William Hewes, }{ Henry Knevet,
Richard Mattock }{ William Hunt,
Anthony Johnson, }{ Philip Richard,
Timothy Smart, }{ William Purse.]

The Liberties of this Place, after the Dissolution of the College remained, and were preserved very cautiously from time to time. And to know how the Government, Privileges and State of it stood in the Reign of Queen Elizabeth, these Matters following may explain in some measure.

The State of St. Martins in Queen Elizabeth's time.

J. S.

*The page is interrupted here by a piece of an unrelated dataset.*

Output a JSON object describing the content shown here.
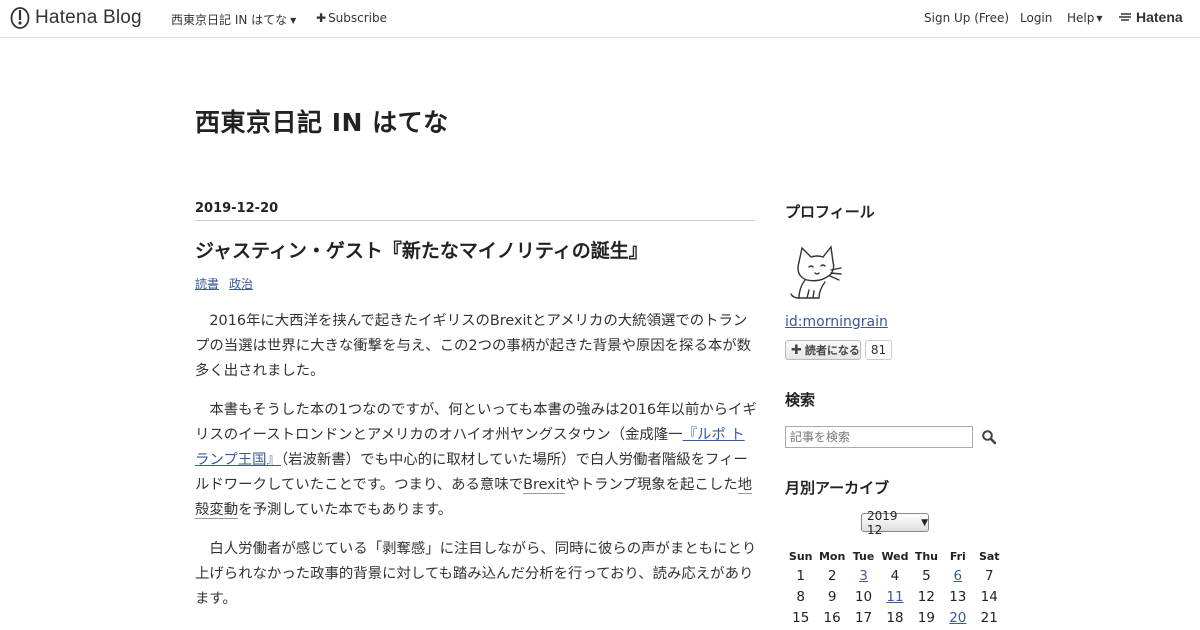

Because of the Liberty enjoyed by such as lived within these Bounds, many Foreigners, English and others, Tradesmen and Artificers, planted themselves here. An. 1585. A Survey was taken of all the Strangers, being French, Germains, Dutch, and Scots, inhabiting here, and their Occupations. Many of them were Cordwainers, that is Shoemakers, (which Trade still continues there) Taylors, (hence the Tallymen who sold Shreds of Cloth; and Button-makers, and Button-mold-makers, that remained there even until the great Fire, in my remembrance.) Here inhabited also Strangers, Goldsmiths, Pursemakers, Linen-Drapers, some Stationers, some Merchants, Silk

Strangers and Aliens in St. Martins.